All that is needed is the number of lines in the records that contain the word "JSON", stated without anything else.

> Dataset excerpts:
+++

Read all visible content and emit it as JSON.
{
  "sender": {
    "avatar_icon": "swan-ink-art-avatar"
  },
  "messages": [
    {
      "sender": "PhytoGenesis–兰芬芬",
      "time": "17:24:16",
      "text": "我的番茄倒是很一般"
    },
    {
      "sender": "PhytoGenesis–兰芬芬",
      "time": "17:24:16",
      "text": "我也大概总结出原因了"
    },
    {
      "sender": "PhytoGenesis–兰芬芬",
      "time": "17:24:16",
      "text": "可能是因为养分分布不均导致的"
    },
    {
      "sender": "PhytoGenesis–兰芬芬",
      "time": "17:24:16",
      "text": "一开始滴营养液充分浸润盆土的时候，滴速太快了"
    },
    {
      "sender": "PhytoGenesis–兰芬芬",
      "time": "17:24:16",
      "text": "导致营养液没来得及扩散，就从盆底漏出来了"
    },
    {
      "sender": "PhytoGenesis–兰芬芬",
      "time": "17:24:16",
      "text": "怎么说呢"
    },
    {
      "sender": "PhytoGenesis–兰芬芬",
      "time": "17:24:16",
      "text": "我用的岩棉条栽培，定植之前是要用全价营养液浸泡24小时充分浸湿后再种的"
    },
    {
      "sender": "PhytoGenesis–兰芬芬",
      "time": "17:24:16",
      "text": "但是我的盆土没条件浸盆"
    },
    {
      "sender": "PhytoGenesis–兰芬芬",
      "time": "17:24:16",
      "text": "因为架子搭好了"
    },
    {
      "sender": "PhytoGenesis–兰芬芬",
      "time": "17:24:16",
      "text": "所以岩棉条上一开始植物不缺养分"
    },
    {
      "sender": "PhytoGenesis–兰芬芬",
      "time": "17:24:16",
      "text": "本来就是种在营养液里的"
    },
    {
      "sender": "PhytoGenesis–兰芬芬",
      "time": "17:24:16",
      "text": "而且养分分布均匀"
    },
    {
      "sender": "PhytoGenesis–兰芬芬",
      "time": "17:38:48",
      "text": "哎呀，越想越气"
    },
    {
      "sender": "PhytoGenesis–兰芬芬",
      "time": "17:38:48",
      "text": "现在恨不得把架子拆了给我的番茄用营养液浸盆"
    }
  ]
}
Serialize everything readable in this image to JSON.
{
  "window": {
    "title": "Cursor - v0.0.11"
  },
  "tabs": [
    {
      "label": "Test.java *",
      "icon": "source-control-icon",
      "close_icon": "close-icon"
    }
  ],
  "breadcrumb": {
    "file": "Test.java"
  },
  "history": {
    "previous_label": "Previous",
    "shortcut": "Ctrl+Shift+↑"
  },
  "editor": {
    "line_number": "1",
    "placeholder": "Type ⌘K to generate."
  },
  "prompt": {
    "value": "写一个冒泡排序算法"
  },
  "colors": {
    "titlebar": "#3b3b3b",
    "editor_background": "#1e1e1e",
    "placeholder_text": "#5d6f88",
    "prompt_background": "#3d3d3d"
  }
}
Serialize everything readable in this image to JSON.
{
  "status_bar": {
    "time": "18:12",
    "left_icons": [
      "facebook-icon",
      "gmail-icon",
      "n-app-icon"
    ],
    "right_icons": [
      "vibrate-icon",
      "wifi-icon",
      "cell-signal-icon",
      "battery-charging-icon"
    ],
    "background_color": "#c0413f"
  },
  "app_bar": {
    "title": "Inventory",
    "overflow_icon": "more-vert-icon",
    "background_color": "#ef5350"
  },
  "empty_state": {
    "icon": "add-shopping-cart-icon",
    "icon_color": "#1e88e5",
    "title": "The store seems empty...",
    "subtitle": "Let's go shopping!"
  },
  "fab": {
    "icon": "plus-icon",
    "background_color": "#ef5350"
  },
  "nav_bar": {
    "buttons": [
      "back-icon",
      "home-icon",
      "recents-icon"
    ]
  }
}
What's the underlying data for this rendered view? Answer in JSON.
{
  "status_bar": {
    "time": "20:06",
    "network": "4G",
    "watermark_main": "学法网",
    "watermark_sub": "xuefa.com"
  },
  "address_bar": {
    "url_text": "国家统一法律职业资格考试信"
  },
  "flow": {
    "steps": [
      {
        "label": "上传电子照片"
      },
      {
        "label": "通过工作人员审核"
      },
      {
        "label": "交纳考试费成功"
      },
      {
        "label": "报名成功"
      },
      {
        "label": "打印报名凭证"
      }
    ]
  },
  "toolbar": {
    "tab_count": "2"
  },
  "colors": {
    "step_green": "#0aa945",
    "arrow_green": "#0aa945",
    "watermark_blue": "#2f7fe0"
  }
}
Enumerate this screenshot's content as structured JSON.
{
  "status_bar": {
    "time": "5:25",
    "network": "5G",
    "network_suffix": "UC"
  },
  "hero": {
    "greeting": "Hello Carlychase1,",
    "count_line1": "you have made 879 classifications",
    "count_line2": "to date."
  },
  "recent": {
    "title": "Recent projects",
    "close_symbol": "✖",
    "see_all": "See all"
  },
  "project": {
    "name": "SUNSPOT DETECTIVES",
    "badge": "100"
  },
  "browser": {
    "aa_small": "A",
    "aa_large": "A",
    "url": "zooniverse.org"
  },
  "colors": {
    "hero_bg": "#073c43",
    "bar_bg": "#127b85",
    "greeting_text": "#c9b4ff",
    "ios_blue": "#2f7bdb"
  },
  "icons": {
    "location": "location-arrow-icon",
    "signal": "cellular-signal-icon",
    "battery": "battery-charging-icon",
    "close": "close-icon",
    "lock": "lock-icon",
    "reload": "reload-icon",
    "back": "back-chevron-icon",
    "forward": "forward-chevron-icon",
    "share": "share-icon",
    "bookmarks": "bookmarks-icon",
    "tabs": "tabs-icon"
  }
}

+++

> Exercise response: 5